“Who then will ‘stand with Ukraine’ when the gas and electricity rationing and unpayable consumer bills roll over the Ukrainian border and into Poland, Germany, France, and the UK, as they are already doing?”
“The Russians have been hitting the Ukrainian electrical distribution system for months now. As we know, they started with the rail traction power yards which are largely branches of the wider electric grid. Now they have moved to the substations and so-called ‘thermal power’ plants, hitting them in what seems to be pellmell fashion. I expect that the Russians are gathering intelligence now on repair times, re-equipment availability, deliveries, repair crew composition and coordination.”
“So let’s imagine this. Winter arrives. The power is cut in Kharkov, Dnepropetrovsk, Pavlovsk, Nikolaev etc. and due to the unavailability of spares, repair crews, respite from attack, or all three, the outlook for the power outage is indefinite. What do people do? They migrate to where there is power, running water, heat etc… For millions this means west. So off they go. And when enough of them get there, bam! the power goes off there too.”
Source for enlarged view: https://eneken.ieej.or.jp -- page 6.
Reading the grid maps of the Ukraine, the source says “it is obvious that the real vulnerability, in my estimation, lies in the approximately 88 substations for 330kV distribution and 33 substations for 220kV distribution. Note the nodes or junctions. Those are substations connecting the distribution lines which crisscross the Ukraine. These substations contain large power transformers, switchgear, DCS equipment [Distributed Control System] and other power quality and control equipment, spares etc.

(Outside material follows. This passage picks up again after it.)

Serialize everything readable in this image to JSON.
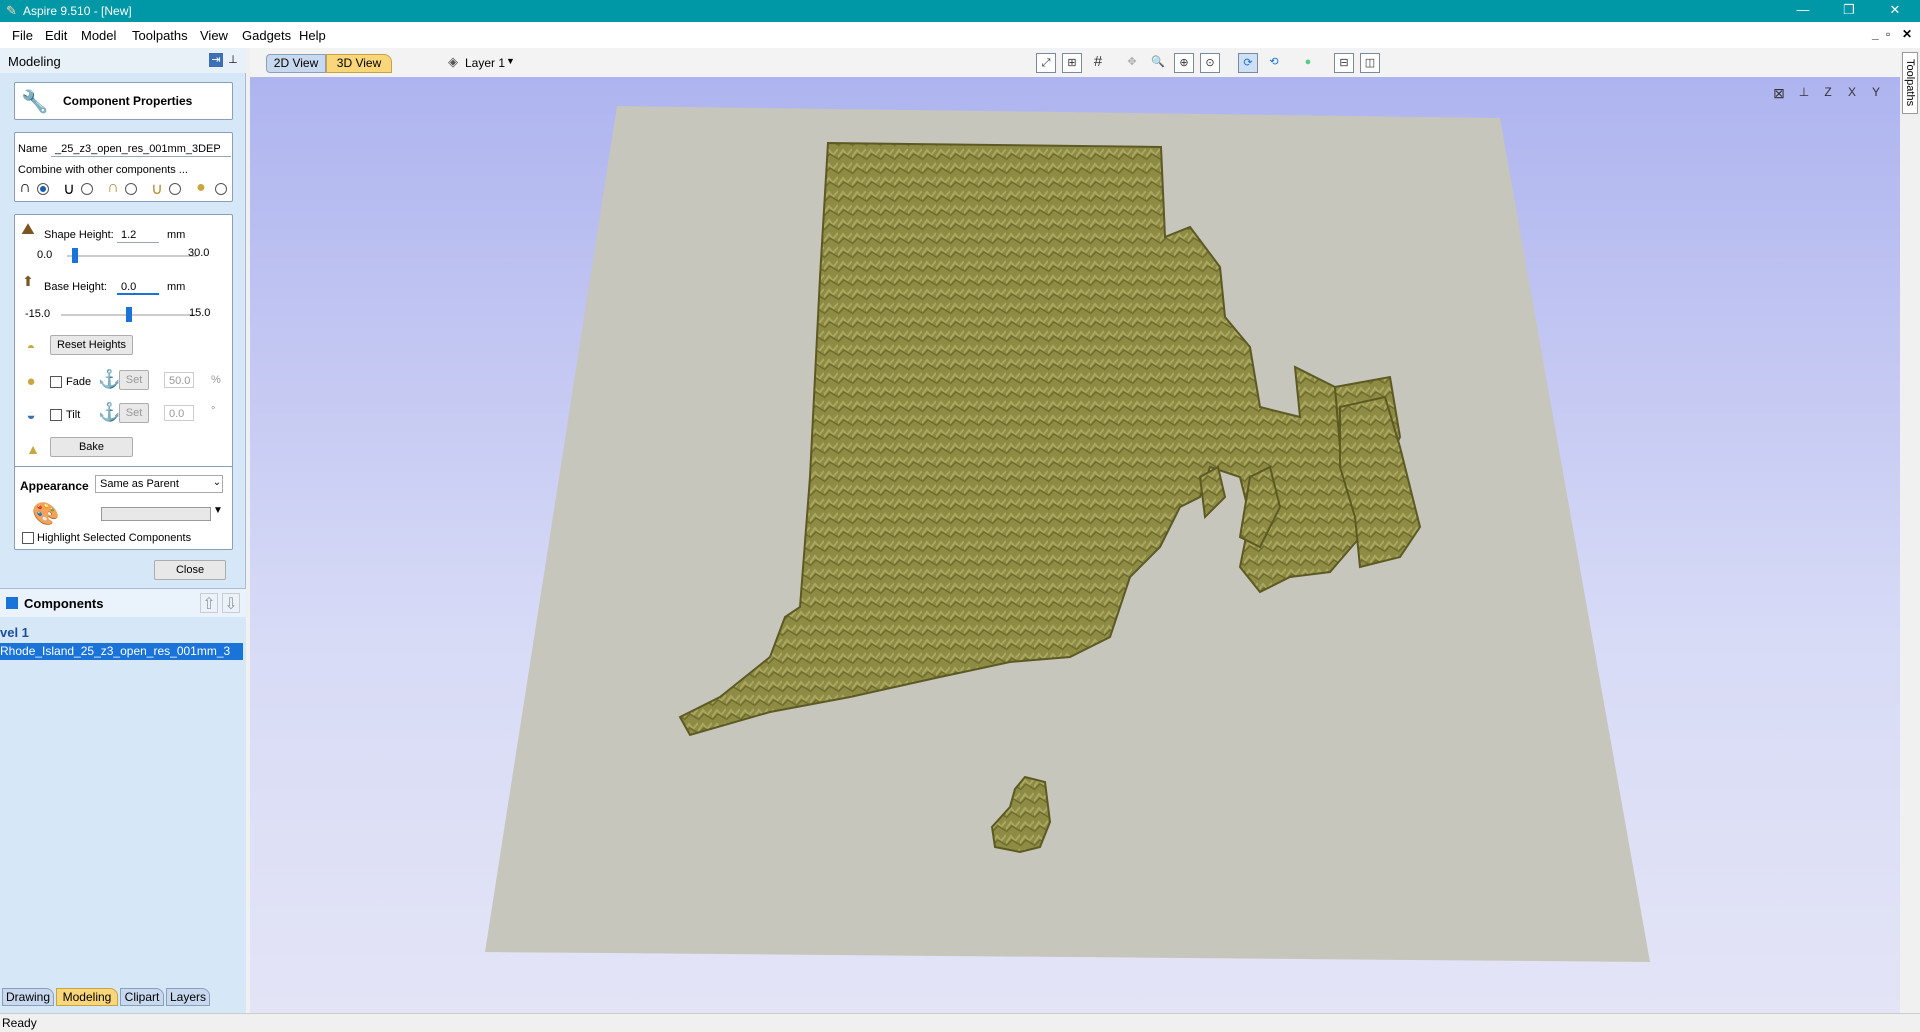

Widespread coordinated strikes on these substations will quickly overwhelm the Ukrainian ability to effect repairs and re-balance the loads on the generation stations. This will create a cascade effect whereby overloaded power plants, and distribution gear will ‘trip out’ over wide swathes of the country – if the protection between the Ukrainian and EU grids does not operate in time, or there is wild voltage/frequency oscillations there could be large interruptions in the EU countries being fed from Ukrainian sources.”

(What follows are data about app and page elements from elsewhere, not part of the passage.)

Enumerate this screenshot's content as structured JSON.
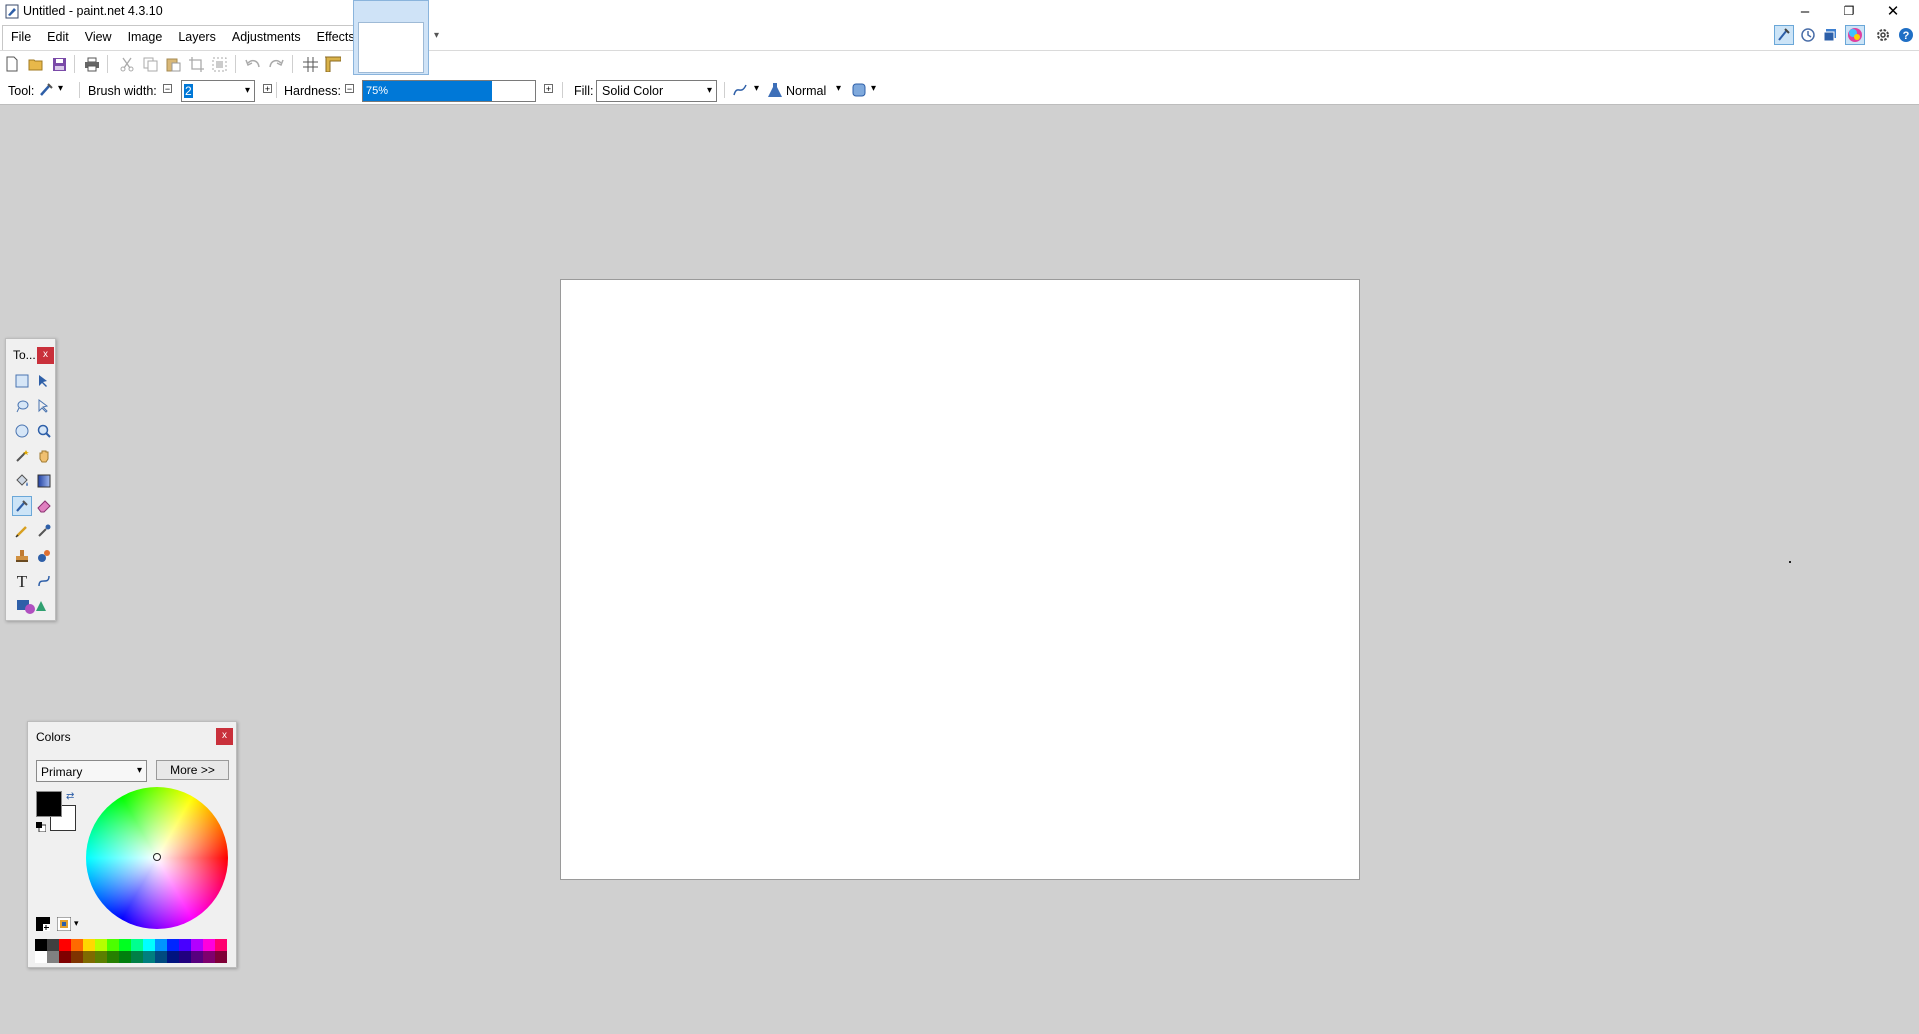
{
  "window": {
    "title": "Untitled - paint.net 4.3.10",
    "minimize_glyph": "–",
    "restore_glyph": "❐",
    "close_glyph": "✕"
  },
  "menu": [
    "File",
    "Edit",
    "View",
    "Image",
    "Layers",
    "Adjustments",
    "Effects"
  ],
  "toolbar": {
    "icons": [
      "new-icon",
      "open-icon",
      "save-icon",
      "print-icon",
      "cut-icon",
      "copy-icon",
      "paste-icon",
      "crop-icon",
      "deselect-icon",
      "undo-icon",
      "redo-icon",
      "grid-icon",
      "ruler-icon"
    ]
  },
  "right_icons": [
    "tools-panel-icon",
    "history-icon",
    "layers-icon",
    "colors-icon",
    "settings-icon",
    "help-icon"
  ],
  "options": {
    "tool_label": "Tool:",
    "brush_width_label": "Brush width:",
    "brush_width_value": "2",
    "hardness_label": "Hardness:",
    "hardness_value": "75%",
    "hardness_fraction": 0.75,
    "fill_label": "Fill:",
    "fill_value": "Solid Color",
    "blend_mode": "Normal"
  },
  "tools_window": {
    "title": "To...",
    "close": "x",
    "tools": [
      "rectangle-select",
      "move-selected",
      "lasso-select",
      "move-selection",
      "ellipse-select",
      "zoom",
      "magic-wand",
      "pan",
      "paint-bucket",
      "gradient",
      "paintbrush",
      "eraser",
      "pencil",
      "color-picker",
      "clone-stamp",
      "recolor",
      "text",
      "line-curve",
      "shapes"
    ],
    "selected": "paintbrush"
  },
  "colors_window": {
    "title": "Colors",
    "close": "x",
    "mode": "Primary",
    "more_label": "More >>",
    "primary_color": "#000000",
    "secondary_color": "#ffffff",
    "palette_top": [
      "#000000",
      "#404040",
      "#ff0000",
      "#ff6a00",
      "#ffd800",
      "#b6ff00",
      "#4cff00",
      "#00ff21",
      "#00ff90",
      "#00ffff",
      "#0094ff",
      "#0026ff",
      "#4800ff",
      "#b200ff",
      "#ff00dc",
      "#ff006e"
    ],
    "palette_bottom": [
      "#ffffff",
      "#808080",
      "#7f0000",
      "#7f3300",
      "#7f6a00",
      "#5b7f00",
      "#267f00",
      "#007f0e",
      "#007f46",
      "#007f7f",
      "#004a7f",
      "#00137f",
      "#21007f",
      "#57007f",
      "#7f006e",
      "#7f0037"
    ]
  }
}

“Any repair efforts will also be severely hampered, if not crippled, if utility yards where spare cables and other gear, as well as vehicles (bucket and line trucks, cranes etc.) are stored and parked are struck. Personnel losses among the finite number of utility crew members due to follow-up attacks and the inevitable mishaps that come with interacting with damaged or compromised high voltage electrical equipment, will quickly mount. If the attacks are launched during the hard winter months, the impact will be exponential, increasingly unmanageable and catastrophic as the hours go by.”